US7984596 *Sep 28, 2007Jul 26, 2011Harold Simpson, Inc.Roof assembly improvements providing increased load bearing
US8371543 *Dec 16, 2010Feb 12, 2013Timothy Wayne SchneiderDevice for hanging an object on a wall
US8505261Aug 28, 2007Aug 13, 2013BlueScope Buildings North AmericaSliding roof seam construction
US9003733 *Jul 8, 2011Apr 14, 2015Harold Simpson, Inc.Standing seam strengthening apparatus
US9093582Sep 19, 2012Jul 28, 2015Opterra Energy Services, Inc.Solar canopy assembly
US9093583Sep 19, 2012Jul 28, 2015Opterra Energy Services, Inc.Folding solar canopy assembly
US20050102943 *Nov 13, 2003May 19, 2005Voegele William P.Jr.Panel clip assembly for use with roof or wall panels
US20070033893 *Aug 9, 2006Feb 15, 2007Voegele Jr William PReduced friction fastening clip assembly for use with standing seam roof or wall panel systems
US20120153108 *Dec 16, 2010Jun 21, 2012Timothy Wayne SchneiderDevice for hanging an object on a wall
U.S. Classification52/713, 52/547, 52/545, 52/520
International ClassificationE04D3/362, E04D3/361
Cooperative ClassificationE04D3/362, E04D2003/3615
European ClassificationE04D3/362
Legal Events
May 23, 1995ASAssignment
Effective date: 19950511
Sep 5, 2000FPAYFee payment
Year of fee payment: 4
Sep 1, 2004FPAYFee payment
Year of fee payment: 8
Sep 8, 2008REMIMaintenance fee reminder mailed

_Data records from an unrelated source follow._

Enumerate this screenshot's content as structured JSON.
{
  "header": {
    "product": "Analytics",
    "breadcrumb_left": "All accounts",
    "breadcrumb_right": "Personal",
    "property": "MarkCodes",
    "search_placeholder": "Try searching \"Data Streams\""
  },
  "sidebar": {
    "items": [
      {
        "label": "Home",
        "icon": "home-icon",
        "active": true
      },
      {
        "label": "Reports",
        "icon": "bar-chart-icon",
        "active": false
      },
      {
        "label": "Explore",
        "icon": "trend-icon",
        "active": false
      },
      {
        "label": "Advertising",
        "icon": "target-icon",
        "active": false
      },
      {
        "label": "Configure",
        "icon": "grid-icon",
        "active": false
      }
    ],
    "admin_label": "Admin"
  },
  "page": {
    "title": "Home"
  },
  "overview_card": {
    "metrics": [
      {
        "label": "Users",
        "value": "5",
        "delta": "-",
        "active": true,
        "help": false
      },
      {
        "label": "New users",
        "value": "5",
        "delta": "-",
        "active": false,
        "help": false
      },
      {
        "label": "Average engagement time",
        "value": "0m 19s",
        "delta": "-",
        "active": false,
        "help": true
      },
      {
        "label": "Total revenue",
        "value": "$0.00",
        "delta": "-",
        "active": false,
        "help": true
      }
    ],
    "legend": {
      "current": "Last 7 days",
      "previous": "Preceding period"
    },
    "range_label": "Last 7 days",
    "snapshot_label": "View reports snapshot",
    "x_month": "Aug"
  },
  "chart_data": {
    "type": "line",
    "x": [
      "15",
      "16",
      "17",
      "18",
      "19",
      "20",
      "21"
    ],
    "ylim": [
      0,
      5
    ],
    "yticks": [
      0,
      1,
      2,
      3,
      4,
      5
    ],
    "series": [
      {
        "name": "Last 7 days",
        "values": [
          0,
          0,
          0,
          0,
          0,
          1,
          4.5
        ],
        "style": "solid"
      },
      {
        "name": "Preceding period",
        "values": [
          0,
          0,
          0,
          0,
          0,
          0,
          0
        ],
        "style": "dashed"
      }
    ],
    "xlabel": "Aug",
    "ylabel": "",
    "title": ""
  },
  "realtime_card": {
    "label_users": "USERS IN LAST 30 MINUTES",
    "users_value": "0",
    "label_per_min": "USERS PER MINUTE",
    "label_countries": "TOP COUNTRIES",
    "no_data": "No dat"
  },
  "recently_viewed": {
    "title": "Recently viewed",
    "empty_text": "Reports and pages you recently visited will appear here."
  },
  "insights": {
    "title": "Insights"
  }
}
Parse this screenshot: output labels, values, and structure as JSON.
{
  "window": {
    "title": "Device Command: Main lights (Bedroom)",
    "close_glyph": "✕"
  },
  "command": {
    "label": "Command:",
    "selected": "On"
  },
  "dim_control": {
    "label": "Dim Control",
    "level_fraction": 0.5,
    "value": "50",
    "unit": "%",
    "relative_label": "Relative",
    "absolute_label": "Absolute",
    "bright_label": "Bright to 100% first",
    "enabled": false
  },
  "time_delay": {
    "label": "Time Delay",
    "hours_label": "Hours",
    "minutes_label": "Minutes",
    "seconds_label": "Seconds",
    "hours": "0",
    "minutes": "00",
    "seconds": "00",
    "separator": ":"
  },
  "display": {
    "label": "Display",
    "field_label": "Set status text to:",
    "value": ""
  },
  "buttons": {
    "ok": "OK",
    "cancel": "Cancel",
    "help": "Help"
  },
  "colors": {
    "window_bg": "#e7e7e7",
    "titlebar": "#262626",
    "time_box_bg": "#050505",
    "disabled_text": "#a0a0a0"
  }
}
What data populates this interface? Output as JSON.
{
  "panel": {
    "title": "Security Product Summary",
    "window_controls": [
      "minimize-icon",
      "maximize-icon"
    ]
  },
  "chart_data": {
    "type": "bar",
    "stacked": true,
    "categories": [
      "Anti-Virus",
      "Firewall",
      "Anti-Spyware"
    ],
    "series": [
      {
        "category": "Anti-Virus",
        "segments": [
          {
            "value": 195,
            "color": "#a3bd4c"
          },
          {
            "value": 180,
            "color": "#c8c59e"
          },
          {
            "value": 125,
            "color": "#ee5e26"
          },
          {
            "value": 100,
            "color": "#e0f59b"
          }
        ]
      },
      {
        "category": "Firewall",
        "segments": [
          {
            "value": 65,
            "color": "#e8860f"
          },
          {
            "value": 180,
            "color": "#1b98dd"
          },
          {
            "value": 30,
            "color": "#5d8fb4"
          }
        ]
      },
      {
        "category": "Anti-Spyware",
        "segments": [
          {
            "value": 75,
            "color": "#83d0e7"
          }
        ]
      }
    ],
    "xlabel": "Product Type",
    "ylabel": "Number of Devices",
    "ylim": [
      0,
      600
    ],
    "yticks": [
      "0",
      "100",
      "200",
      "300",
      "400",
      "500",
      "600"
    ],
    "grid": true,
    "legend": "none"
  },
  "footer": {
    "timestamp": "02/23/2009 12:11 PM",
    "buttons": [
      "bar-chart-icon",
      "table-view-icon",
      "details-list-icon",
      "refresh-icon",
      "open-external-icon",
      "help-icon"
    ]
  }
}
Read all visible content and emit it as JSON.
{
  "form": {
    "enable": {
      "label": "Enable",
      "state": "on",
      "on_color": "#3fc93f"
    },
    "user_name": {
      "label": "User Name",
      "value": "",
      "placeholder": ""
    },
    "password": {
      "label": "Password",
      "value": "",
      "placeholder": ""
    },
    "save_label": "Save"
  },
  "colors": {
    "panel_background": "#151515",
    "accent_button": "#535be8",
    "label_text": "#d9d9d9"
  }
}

Mar 4, 2009LAPSLapse for failure to pay maintenance fees
Apr 21, 2009FPExpired due to failure to pay maintenance fee
Effective date: 20090304